• [Problem statement]: The records that follow are to be given again exactly.

• [Provided records]:
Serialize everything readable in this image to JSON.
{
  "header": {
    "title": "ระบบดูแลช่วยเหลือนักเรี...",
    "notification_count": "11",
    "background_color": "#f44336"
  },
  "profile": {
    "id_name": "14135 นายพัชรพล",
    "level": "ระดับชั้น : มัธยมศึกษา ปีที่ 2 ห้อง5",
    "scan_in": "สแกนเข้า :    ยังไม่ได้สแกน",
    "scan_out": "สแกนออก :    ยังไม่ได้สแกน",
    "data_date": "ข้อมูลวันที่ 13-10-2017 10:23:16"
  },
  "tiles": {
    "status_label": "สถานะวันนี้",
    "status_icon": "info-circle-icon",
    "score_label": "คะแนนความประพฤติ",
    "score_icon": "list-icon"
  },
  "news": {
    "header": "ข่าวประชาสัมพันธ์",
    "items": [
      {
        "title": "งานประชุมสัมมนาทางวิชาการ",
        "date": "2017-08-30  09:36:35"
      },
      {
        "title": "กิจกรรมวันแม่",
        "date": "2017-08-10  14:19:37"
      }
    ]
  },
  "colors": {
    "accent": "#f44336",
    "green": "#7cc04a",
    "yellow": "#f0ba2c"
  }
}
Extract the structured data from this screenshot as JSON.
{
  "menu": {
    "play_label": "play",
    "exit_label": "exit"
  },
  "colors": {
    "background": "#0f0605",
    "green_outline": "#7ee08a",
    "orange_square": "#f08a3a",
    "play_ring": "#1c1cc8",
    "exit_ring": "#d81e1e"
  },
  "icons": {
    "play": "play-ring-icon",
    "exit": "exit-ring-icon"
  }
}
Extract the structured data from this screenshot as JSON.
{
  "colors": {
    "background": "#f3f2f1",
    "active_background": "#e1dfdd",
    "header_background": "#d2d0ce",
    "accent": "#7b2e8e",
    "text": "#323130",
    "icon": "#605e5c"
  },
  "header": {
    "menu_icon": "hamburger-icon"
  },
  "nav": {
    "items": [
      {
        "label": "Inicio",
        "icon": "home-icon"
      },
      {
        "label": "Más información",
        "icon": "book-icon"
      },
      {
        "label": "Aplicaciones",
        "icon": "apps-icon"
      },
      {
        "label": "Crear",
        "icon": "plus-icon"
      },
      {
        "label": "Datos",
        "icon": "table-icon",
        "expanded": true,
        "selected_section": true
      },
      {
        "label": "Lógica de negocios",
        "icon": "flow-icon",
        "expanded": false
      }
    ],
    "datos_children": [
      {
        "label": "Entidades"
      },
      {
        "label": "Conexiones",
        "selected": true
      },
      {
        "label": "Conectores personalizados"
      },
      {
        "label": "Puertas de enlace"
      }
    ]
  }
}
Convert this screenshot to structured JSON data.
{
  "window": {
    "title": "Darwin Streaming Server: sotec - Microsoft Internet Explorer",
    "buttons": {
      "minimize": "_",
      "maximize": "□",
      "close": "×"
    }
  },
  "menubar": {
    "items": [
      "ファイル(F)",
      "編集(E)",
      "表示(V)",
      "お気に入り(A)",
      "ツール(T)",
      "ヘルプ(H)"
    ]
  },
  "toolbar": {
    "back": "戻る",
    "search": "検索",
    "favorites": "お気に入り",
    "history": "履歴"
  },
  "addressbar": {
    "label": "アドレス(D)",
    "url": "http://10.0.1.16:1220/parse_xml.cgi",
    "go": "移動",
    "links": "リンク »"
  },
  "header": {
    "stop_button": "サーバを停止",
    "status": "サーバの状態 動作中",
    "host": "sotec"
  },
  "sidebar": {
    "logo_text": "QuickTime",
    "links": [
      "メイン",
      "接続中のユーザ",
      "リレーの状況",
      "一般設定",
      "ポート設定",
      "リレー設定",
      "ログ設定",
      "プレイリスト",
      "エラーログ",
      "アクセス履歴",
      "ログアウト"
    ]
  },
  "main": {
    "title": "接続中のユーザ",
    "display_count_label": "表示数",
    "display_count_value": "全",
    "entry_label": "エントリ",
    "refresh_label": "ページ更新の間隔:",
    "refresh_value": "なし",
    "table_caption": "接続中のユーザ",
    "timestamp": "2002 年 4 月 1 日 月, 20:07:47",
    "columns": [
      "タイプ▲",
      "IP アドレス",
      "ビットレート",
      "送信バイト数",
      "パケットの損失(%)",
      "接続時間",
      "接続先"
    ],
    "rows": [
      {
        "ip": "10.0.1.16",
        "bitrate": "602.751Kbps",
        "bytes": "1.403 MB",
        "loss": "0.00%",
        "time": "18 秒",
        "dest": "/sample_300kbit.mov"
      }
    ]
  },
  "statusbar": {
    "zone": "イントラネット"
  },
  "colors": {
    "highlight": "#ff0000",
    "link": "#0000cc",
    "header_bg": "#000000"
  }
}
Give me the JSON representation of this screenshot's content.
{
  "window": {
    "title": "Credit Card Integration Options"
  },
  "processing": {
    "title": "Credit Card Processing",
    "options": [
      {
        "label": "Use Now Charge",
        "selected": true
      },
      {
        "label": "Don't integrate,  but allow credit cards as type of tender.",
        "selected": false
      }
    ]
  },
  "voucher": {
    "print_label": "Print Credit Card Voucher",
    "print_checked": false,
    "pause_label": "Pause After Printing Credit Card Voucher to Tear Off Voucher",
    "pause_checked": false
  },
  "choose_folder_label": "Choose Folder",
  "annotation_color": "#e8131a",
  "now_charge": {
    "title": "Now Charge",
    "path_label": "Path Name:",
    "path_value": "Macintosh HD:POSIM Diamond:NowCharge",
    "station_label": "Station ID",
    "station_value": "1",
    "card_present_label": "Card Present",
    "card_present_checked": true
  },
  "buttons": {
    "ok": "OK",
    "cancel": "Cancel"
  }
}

• [Response area]:
Serialize everything readable in this image to JSON.
{
  "header": {
    "title": "ระบบดูแลช่วยเหลือนักเรี...",
    "notification_count": "11",
    "background_color": "#f44336"
  },
  "profile": {
    "id_name": "14135 นายพัชรพล",
    "level": "ระดับชั้น : มัธยมศึกษา ปีที่ 2 ห้อง5",
    "scan_in": "สแกนเข้า :    ยังไม่ได้สแกน",
    "scan_out": "สแกนออก :    ยังไม่ได้สแกน",
    "data_date": "ข้อมูลวันที่ 13-10-2017 10:23:16"
  },
  "tiles": {
    "status_label": "สถานะวันนี้",
    "status_icon": "info-circle-icon",
    "score_label": "คะแนนความประพฤติ",
    "score_icon": "list-icon"
  },
  "news": {
    "header": "ข่าวประชาสัมพันธ์",
    "items": [
      {
        "title": "งานประชุมสัมมนาทางวิชาการ",
        "date": "2017-08-30  09:36:35"
      },
      {
        "title": "กิจกรรมวันแม่",
        "date": "2017-08-10  14:19:37"
      }
    ]
  },
  "colors": {
    "accent": "#f44336",
    "green": "#7cc04a",
    "yellow": "#f0ba2c"
  }
}
Extract the structured data from this screenshot as JSON.
{
  "menu": {
    "play_label": "play",
    "exit_label": "exit"
  },
  "colors": {
    "background": "#0f0605",
    "green_outline": "#7ee08a",
    "orange_square": "#f08a3a",
    "play_ring": "#1c1cc8",
    "exit_ring": "#d81e1e"
  },
  "icons": {
    "play": "play-ring-icon",
    "exit": "exit-ring-icon"
  }
}
Extract the structured data from this screenshot as JSON.
{
  "colors": {
    "background": "#f3f2f1",
    "active_background": "#e1dfdd",
    "header_background": "#d2d0ce",
    "accent": "#7b2e8e",
    "text": "#323130",
    "icon": "#605e5c"
  },
  "header": {
    "menu_icon": "hamburger-icon"
  },
  "nav": {
    "items": [
      {
        "label": "Inicio",
        "icon": "home-icon"
      },
      {
        "label": "Más información",
        "icon": "book-icon"
      },
      {
        "label": "Aplicaciones",
        "icon": "apps-icon"
      },
      {
        "label": "Crear",
        "icon": "plus-icon"
      },
      {
        "label": "Datos",
        "icon": "table-icon",
        "expanded": true,
        "selected_section": true
      },
      {
        "label": "Lógica de negocios",
        "icon": "flow-icon",
        "expanded": false
      }
    ],
    "datos_children": [
      {
        "label": "Entidades"
      },
      {
        "label": "Conexiones",
        "selected": true
      },
      {
        "label": "Conectores personalizados"
      },
      {
        "label": "Puertas de enlace"
      }
    ]
  }
}
Convert this screenshot to structured JSON data.
{
  "window": {
    "title": "Darwin Streaming Server: sotec - Microsoft Internet Explorer",
    "buttons": {
      "minimize": "_",
      "maximize": "□",
      "close": "×"
    }
  },
  "menubar": {
    "items": [
      "ファイル(F)",
      "編集(E)",
      "表示(V)",
      "お気に入り(A)",
      "ツール(T)",
      "ヘルプ(H)"
    ]
  },
  "toolbar": {
    "back": "戻る",
    "search": "検索",
    "favorites": "お気に入り",
    "history": "履歴"
  },
  "addressbar": {
    "label": "アドレス(D)",
    "url": "http://10.0.1.16:1220/parse_xml.cgi",
    "go": "移動",
    "links": "リンク »"
  },
  "header": {
    "stop_button": "サーバを停止",
    "status": "サーバの状態 動作中",
    "host": "sotec"
  },
  "sidebar": {
    "logo_text": "QuickTime",
    "links": [
      "メイン",
      "接続中のユーザ",
      "リレーの状況",
      "一般設定",
      "ポート設定",
      "リレー設定",
      "ログ設定",
      "プレイリスト",
      "エラーログ",
      "アクセス履歴",
      "ログアウト"
    ]
  },
  "main": {
    "title": "接続中のユーザ",
    "display_count_label": "表示数",
    "display_count_value": "全",
    "entry_label": "エントリ",
    "refresh_label": "ページ更新の間隔:",
    "refresh_value": "なし",
    "table_caption": "接続中のユーザ",
    "timestamp": "2002 年 4 月 1 日 月, 20:07:47",
    "columns": [
      "タイプ▲",
      "IP アドレス",
      "ビットレート",
      "送信バイト数",
      "パケットの損失(%)",
      "接続時間",
      "接続先"
    ],
    "rows": [
      {
        "ip": "10.0.1.16",
        "bitrate": "602.751Kbps",
        "bytes": "1.403 MB",
        "loss": "0.00%",
        "time": "18 秒",
        "dest": "/sample_300kbit.mov"
      }
    ]
  },
  "statusbar": {
    "zone": "イントラネット"
  },
  "colors": {
    "highlight": "#ff0000",
    "link": "#0000cc",
    "header_bg": "#000000"
  }
}
Give me the JSON representation of this screenshot's content.
{
  "window": {
    "title": "Credit Card Integration Options"
  },
  "processing": {
    "title": "Credit Card Processing",
    "options": [
      {
        "label": "Use Now Charge",
        "selected": true
      },
      {
        "label": "Don't integrate,  but allow credit cards as type of tender.",
        "selected": false
      }
    ]
  },
  "voucher": {
    "print_label": "Print Credit Card Voucher",
    "print_checked": false,
    "pause_label": "Pause After Printing Credit Card Voucher to Tear Off Voucher",
    "pause_checked": false
  },
  "choose_folder_label": "Choose Folder",
  "annotation_color": "#e8131a",
  "now_charge": {
    "title": "Now Charge",
    "path_label": "Path Name:",
    "path_value": "Macintosh HD:POSIM Diamond:NowCharge",
    "station_label": "Station ID",
    "station_value": "1",
    "card_present_label": "Card Present",
    "card_present_checked": true
  },
  "buttons": {
    "ok": "OK",
    "cancel": "Cancel"
  }
}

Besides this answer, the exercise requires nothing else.